ACTIVITY
Scan the material below for the word "takes", then copy every line in which it appears.

INFORMATION

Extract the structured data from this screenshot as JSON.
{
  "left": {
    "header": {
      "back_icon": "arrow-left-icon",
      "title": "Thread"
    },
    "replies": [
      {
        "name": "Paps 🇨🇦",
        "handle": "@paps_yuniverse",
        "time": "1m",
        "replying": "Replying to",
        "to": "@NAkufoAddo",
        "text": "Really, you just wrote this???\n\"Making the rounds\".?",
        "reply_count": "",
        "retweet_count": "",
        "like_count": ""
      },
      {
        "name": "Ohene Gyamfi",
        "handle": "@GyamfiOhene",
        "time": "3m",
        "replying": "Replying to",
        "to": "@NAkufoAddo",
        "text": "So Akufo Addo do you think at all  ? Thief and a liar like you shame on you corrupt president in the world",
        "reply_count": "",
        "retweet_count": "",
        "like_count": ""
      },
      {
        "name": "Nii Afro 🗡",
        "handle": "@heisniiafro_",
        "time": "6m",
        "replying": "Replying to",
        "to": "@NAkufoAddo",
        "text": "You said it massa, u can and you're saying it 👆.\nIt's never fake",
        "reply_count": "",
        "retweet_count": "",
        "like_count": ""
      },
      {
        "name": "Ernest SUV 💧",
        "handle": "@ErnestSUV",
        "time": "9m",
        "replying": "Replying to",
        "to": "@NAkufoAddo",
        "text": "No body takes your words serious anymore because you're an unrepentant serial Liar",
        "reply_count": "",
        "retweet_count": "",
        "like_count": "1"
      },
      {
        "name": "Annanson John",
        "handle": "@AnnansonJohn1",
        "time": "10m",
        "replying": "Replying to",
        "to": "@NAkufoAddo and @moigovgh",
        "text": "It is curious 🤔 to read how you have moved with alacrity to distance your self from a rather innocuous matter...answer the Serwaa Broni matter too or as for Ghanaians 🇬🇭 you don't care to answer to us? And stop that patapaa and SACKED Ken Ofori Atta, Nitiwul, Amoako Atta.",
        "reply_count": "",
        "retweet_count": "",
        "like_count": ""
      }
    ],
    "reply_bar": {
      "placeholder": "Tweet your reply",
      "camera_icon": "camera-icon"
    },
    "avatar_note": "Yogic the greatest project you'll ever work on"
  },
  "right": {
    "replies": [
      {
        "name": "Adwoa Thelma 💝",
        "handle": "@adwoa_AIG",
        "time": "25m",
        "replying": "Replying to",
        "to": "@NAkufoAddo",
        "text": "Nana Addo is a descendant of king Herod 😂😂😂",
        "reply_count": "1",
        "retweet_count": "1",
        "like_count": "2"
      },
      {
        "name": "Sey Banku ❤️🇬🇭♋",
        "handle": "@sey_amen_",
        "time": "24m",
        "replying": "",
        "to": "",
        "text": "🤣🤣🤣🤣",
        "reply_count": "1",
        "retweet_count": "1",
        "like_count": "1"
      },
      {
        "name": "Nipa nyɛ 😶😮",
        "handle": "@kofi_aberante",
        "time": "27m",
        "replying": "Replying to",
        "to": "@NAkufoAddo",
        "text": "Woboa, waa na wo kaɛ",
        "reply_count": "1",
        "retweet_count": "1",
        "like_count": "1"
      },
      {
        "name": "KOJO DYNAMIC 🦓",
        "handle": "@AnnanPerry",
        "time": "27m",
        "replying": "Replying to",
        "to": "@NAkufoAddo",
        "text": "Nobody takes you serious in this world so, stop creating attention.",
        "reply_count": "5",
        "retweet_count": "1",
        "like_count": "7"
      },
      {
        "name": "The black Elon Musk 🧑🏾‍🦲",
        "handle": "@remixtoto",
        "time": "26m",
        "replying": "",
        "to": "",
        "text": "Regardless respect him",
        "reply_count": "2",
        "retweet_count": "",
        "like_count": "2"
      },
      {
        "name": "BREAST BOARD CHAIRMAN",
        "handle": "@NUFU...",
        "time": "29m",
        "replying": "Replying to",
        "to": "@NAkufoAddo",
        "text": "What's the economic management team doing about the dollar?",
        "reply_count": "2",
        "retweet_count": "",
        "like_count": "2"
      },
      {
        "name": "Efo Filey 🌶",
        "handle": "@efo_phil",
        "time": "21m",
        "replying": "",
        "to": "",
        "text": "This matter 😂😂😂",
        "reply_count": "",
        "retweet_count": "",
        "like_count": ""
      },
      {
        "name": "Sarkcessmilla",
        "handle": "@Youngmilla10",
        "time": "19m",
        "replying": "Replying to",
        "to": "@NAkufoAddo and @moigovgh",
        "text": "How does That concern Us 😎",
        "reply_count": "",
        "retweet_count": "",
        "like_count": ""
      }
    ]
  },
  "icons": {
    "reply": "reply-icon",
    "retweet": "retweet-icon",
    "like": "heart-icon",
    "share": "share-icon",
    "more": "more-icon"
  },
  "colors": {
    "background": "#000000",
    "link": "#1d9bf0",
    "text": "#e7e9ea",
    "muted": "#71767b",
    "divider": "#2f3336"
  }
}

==

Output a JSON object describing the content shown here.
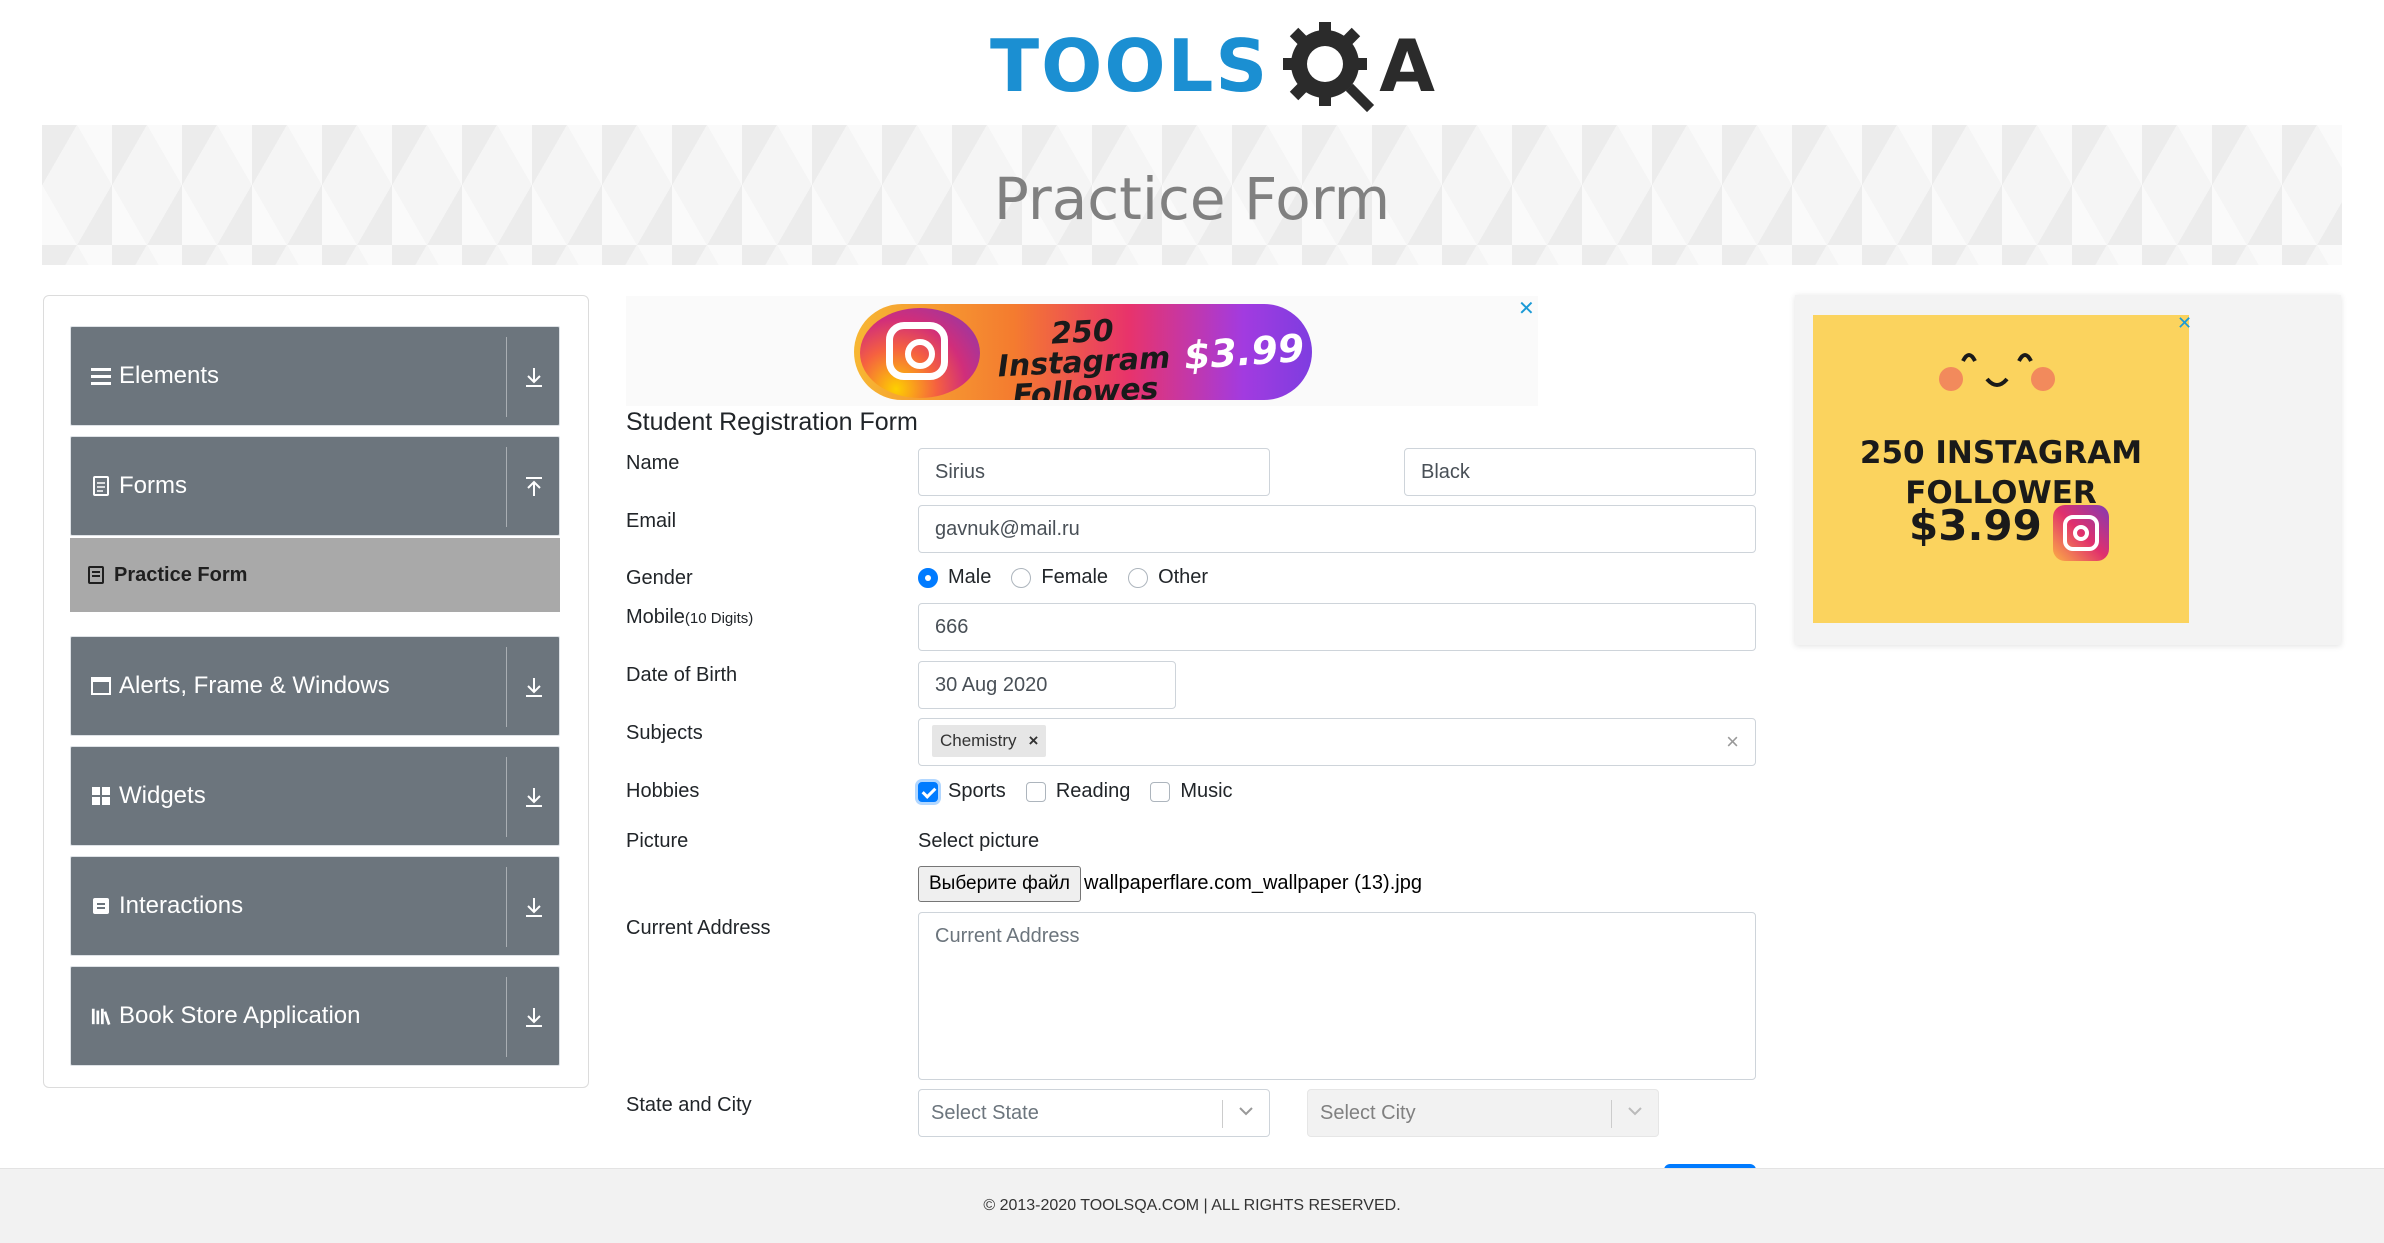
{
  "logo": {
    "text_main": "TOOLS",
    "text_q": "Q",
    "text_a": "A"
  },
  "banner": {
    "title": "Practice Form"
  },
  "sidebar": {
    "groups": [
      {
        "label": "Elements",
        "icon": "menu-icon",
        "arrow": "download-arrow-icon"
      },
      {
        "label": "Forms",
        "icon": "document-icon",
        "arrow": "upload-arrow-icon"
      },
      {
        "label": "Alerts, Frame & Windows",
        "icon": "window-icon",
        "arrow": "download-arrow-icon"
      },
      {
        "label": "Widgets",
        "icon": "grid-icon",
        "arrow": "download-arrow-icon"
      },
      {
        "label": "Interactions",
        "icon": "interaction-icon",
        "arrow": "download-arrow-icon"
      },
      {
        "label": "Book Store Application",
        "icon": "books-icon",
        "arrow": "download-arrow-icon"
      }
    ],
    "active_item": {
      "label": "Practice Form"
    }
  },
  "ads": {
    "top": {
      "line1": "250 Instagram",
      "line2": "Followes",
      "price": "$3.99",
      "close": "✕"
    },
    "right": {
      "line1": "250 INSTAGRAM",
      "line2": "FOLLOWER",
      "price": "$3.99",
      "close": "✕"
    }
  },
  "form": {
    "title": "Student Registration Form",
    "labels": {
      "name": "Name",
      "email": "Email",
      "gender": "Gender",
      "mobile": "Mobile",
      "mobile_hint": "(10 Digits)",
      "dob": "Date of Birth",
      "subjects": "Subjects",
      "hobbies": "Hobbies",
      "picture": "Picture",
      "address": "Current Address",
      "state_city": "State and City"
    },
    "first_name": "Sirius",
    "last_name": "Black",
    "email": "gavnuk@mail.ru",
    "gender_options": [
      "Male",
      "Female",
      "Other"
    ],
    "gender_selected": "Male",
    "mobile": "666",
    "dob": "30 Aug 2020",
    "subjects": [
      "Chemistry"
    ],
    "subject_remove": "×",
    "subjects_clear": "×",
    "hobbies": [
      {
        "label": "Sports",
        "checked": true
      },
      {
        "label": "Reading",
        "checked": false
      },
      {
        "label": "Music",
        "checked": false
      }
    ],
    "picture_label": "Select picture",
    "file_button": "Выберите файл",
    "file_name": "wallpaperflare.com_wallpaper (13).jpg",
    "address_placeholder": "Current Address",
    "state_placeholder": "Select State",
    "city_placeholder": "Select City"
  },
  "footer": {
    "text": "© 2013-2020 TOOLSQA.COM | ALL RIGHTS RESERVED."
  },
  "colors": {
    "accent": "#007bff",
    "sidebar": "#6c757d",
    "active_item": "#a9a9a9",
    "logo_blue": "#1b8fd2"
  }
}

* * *

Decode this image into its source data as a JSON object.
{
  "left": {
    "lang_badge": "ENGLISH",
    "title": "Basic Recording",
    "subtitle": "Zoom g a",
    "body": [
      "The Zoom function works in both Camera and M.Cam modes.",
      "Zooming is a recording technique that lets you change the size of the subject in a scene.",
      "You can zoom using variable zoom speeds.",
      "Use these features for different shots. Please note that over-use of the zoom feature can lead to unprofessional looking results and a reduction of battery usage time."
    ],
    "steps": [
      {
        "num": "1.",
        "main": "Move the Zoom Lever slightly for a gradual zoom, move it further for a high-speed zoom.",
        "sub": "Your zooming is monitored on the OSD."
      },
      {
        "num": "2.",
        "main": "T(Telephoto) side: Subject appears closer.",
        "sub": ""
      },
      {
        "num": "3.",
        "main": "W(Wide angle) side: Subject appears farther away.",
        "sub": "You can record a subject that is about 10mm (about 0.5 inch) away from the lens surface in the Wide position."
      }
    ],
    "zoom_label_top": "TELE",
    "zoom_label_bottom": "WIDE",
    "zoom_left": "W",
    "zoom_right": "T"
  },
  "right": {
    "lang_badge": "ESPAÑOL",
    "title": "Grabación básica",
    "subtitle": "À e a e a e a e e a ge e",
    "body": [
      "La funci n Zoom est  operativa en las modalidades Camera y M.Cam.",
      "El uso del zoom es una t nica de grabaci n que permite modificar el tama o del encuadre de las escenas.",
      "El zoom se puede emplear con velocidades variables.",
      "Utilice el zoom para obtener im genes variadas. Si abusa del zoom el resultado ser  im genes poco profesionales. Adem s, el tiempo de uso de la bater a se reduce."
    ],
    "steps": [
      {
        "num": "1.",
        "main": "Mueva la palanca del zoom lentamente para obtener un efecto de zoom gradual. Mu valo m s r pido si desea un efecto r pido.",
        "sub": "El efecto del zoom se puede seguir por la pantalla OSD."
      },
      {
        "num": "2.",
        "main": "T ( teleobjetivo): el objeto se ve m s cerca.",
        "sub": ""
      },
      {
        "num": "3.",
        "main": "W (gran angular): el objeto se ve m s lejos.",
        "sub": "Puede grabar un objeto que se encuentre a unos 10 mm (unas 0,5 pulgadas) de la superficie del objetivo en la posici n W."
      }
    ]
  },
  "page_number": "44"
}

OUTPUT BELOW
        "text": "No body takes your words serious anymore because you're an unrepentant serial Liar",
        "text": "Nobody takes you serious in this world so, stop creating attention.",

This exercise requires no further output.